Is A Catheter Painful?

Does a catheter affect bowel movements?

If you have a suprapubic or indwelling urinary catheter, it is important not to become constipated.

The bowel lies close to the bladder and pressure from a full bowel can result in obstruction in the flow of urine down the catheter or urinary leakage through the urethra (channel you urinate down)..

Does getting a catheter hurt?

Inserting either type of catheter can be uncomfortable, so anaesthetic gel may be used on the area to reduce any pain. You may also experience some discomfort while the catheter is in place, but most people with a long-term catheter get used to this over time. Read more about the types of urinary catheter.

How do you relieve pain from a catheter?

2. Use lubrication with your uncoated catheters. When using straight intermittent catheters, it’s important to manually lubricate them before each use. Lubrication helps reduce friction and discomfort during the insertion and withdrawal of your catheter.

Can you feel yourself pee with a catheter?

At first, you may feel like you have to urinate. You may have a burning feeling around your urethra. Sometimes you may feel a sudden pain and have the need to urinate. You may also feel urine come out around the catheter.

Can you poop with a catheter in?

You may see some blood or urine around where the catheter enters your body, especially when walking or having a bowel movement (pooping). This is normal, as long as there’s urine draining into the drainage bag.

How do you poop while wearing a catheter?

Massage the abdomen vigorously, moving from right to left. This will help to move the stool along and out. A bowel movement should occur within a few minutes. Wash the catheter with soap and water and let it air dry.

How much water should I drink with a catheter?

People with a long-term indwelling catheter need to drink plenty of fluids to keep the urine flowing. Drinking 2 to 3 litres of fluid per day (six to eight large glasses of fluid) can help reduce the risks of blockages and urinary tract infections (UTIs).

Are you awake when putting a catheter in?

You will be awake during the procedure, but you may not be able to remember much about it. The doctor will inject some medicine to numb the skin where the catheter will be put in. You will feel a small needle stick, like having a blood test. You may feel some pressure when the doctor puts in the catheter.

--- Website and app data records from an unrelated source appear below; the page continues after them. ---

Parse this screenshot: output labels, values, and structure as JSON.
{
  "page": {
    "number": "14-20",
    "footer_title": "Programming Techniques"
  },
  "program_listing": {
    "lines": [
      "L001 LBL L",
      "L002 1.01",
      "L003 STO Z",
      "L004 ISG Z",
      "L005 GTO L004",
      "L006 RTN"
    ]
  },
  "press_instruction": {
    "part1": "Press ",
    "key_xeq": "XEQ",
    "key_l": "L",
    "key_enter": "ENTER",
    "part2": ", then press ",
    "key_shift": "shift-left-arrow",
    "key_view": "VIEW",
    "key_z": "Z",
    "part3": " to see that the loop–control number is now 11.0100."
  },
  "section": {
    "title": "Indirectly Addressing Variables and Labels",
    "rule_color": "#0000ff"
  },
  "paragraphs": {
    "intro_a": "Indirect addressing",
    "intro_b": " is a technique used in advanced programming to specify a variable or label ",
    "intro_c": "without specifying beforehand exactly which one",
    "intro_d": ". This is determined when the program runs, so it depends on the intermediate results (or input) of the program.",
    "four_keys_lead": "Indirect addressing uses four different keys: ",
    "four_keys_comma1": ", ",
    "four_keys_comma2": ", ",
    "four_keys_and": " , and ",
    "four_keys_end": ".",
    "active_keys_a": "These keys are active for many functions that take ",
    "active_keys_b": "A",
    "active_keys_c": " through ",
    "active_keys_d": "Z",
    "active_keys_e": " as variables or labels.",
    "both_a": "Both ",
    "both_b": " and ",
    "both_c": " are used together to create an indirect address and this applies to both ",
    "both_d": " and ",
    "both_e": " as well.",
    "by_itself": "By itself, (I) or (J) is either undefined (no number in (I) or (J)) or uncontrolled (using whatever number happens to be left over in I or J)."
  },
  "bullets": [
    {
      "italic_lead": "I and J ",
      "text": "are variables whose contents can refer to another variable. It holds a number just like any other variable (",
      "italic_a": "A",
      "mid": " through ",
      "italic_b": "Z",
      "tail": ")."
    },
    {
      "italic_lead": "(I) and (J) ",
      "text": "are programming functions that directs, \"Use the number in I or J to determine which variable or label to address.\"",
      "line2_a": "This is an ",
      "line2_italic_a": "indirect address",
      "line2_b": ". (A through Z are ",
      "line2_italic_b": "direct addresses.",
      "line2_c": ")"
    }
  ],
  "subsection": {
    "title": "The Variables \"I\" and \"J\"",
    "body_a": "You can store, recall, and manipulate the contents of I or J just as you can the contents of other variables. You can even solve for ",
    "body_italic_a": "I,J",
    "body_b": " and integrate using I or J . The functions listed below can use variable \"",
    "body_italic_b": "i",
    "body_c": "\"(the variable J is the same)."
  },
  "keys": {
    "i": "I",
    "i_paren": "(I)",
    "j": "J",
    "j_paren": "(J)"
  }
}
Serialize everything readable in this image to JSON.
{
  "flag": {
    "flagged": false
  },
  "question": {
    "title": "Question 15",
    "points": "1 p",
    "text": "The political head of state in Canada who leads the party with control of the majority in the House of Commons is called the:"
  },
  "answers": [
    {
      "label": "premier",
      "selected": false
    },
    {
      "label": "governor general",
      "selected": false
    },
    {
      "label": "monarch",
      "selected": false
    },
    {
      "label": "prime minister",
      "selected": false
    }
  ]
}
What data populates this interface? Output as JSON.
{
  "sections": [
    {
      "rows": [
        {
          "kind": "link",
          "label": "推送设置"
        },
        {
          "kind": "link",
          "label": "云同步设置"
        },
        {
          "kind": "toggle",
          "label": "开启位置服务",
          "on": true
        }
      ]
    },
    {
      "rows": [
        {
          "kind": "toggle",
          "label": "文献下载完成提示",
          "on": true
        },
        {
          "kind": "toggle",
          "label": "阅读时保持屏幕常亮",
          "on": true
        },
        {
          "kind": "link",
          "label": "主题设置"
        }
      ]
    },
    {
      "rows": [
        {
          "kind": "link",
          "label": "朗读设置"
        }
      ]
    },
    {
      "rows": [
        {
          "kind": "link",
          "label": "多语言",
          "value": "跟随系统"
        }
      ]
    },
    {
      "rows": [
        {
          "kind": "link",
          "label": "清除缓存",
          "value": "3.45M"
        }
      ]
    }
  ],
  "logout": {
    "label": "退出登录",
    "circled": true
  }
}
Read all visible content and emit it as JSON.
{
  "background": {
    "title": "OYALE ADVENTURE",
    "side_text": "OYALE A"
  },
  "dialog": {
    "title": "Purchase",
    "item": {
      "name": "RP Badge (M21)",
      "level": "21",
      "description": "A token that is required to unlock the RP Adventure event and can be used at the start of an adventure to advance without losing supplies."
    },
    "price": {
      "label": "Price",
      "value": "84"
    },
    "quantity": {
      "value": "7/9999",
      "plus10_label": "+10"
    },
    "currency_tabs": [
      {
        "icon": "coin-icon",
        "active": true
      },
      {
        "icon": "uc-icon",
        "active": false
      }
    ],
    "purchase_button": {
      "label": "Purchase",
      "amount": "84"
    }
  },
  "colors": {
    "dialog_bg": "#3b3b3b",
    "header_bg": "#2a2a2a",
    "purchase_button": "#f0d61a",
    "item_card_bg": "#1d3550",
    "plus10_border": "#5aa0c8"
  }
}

Why can’t I pee after catheter removed?

The inability to urinate after surgery is usually caused by a condition called neurogenic bladder, a type of bladder dysfunction that interferes with the nerve impulses from the brain to the bladder.

Does it hurt to pee after catheter is removed?

Common problems after a catheter is removed: Burning and/or stinging when you pass urine (pee). This will get better. You may have to pass urine very often for the first few days.

Can a catheter fall out?

This information applies only to indwelling urinary catheters. Your catheter should not fall out because it is held in place by a small balloon which is inflated with sterile water after the catheter is inserted into the bladder. On rare occasions the balloon might be faulty and deflate and your catheter will fall out.

Is it hard to pee after removing a catheter?

Urinary problems For 2 days after your catheter is removed, your bladder and urethra will be weak. Don’t push or put effort into urinating. Let your urine pass on its own. Don’t strain to have a bowel movement.

What does a catheter feel like?

urethra – opening where catheter goes in Page 2 What does a catheter feel like? At first, you may feel like you have to urinate. You may also have a burning feeling around your penis. Sometimes you may feel a sudden pain and have the need to urinate.

How long does it take to recover from a catheter?

Complete recovery takes a week or less. Keep the area where the catheter was inserted dry for 24 to 48 hours. If the catheter was inserted into your arm, recovery is often faster.

Why is catheter so painful?

The pain is caused by the bladder trying to squeeze out the balloon. You may need medicine to reduce the frequency and intensity of the spasms. Leakage around the catheter is another problem associated with indwelling catheters.